Raymond "Ray" Kurzweil (born 1948) is an American inventor and futurist. He is involved in fields as diverse as optical character recognition (OCR), text-to-speech synthesis, speech recognition technology, and electronic keyboard instruments. He is the author of several books on health, artificial intelligence (AI), transhumanism, the technological singularity, and futurism.
He has received nineteen honorary Doctorates and honors from three U.S. presidents.
Ray has written six books, four of which have been national best sellers. The Age of Spiritual Machines has been translated into 9 languages and was the #1 best selling book on Amazon in science. Ray’s latest book, The Singularity is Near, was a New York Times best seller, and has been the #1 book on Amazon in both science and philosophy.
Ray Kurzweil: Well if we talk about what is it that we should train children and adults 'cause I think we need lifelong education to do. It's not rote learning, which unfortunately it's still the model of education throughout much of the world. I think actually the United States is better than a lot of other areas interms of having more flexible approaches to what it is we're trying toget children to do.
Many areas of the world are really still have a model of education of rote learning, which is obsolete because we carry all that information on our belts. We don't need to remember it all. But we do need to be able to solve actual problems with knowledge. We need to find the right knowledge; yes, we have search engines to help us and the search engines will get better, but really need the right strategies to find the right information. We need to be able to create new knowledge.
Knowledge is doubling every 13 months by some measures. And knowledge isn't just a database.

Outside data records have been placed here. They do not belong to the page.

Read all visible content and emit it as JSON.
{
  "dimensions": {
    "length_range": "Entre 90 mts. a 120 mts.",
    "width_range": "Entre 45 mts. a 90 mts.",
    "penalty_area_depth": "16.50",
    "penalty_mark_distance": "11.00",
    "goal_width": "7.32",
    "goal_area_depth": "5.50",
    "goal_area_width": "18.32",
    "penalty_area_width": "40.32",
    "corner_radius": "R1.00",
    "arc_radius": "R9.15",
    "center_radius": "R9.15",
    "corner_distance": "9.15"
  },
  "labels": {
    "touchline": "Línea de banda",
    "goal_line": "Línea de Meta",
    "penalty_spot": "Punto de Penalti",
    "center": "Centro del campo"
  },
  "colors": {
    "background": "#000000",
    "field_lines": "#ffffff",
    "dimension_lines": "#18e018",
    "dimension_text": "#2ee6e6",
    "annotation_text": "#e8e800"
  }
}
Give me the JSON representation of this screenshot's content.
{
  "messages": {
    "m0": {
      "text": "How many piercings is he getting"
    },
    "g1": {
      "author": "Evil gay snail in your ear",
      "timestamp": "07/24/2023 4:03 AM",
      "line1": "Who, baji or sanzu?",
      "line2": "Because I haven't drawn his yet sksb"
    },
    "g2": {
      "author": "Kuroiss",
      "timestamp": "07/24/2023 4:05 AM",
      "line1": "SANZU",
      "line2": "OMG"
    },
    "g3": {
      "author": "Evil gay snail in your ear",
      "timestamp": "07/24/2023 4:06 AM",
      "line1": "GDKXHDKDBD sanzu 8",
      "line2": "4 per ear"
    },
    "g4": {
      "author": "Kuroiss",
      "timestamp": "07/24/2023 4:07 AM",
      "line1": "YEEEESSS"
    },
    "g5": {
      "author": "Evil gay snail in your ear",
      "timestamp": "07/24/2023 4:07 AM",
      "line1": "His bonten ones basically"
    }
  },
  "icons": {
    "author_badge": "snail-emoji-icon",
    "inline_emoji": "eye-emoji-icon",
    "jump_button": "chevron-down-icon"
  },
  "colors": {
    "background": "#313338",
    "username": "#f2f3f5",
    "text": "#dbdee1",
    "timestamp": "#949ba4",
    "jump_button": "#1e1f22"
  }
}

Knowledge is a symphony or a jazz band or a poem or a novel or a new scientific insight or an invention. These are also examples of knowledge. My philosophy of education is learn by doing. Singularity University, which I co-founded with Peter Diamandis and I'm Chancellor of – has that philosophy with the core curriculum is the students self-organizing into small teams and they take on a grand challenge like to solve the water problem of the world and maybe they will actually succeed in doing that – the goal is to actually do – solve major challenges in ten years.
Or maybe they'll solve a piece of it, or maybe they won't solve it at all, but they'll still learn something. If I think about what I've learned in my career, it's from my own projects and whether they succeed or fail, that's really the best way to learn. And there's versions of that we can bring into every level. We certainly see many college kids started major revolutions, including political revolutions but also technological revolutions, with no equipment other than their notebook computer or their phone.
Directed and Produced by:
Jonathan Fowler & Elizabeth Rodd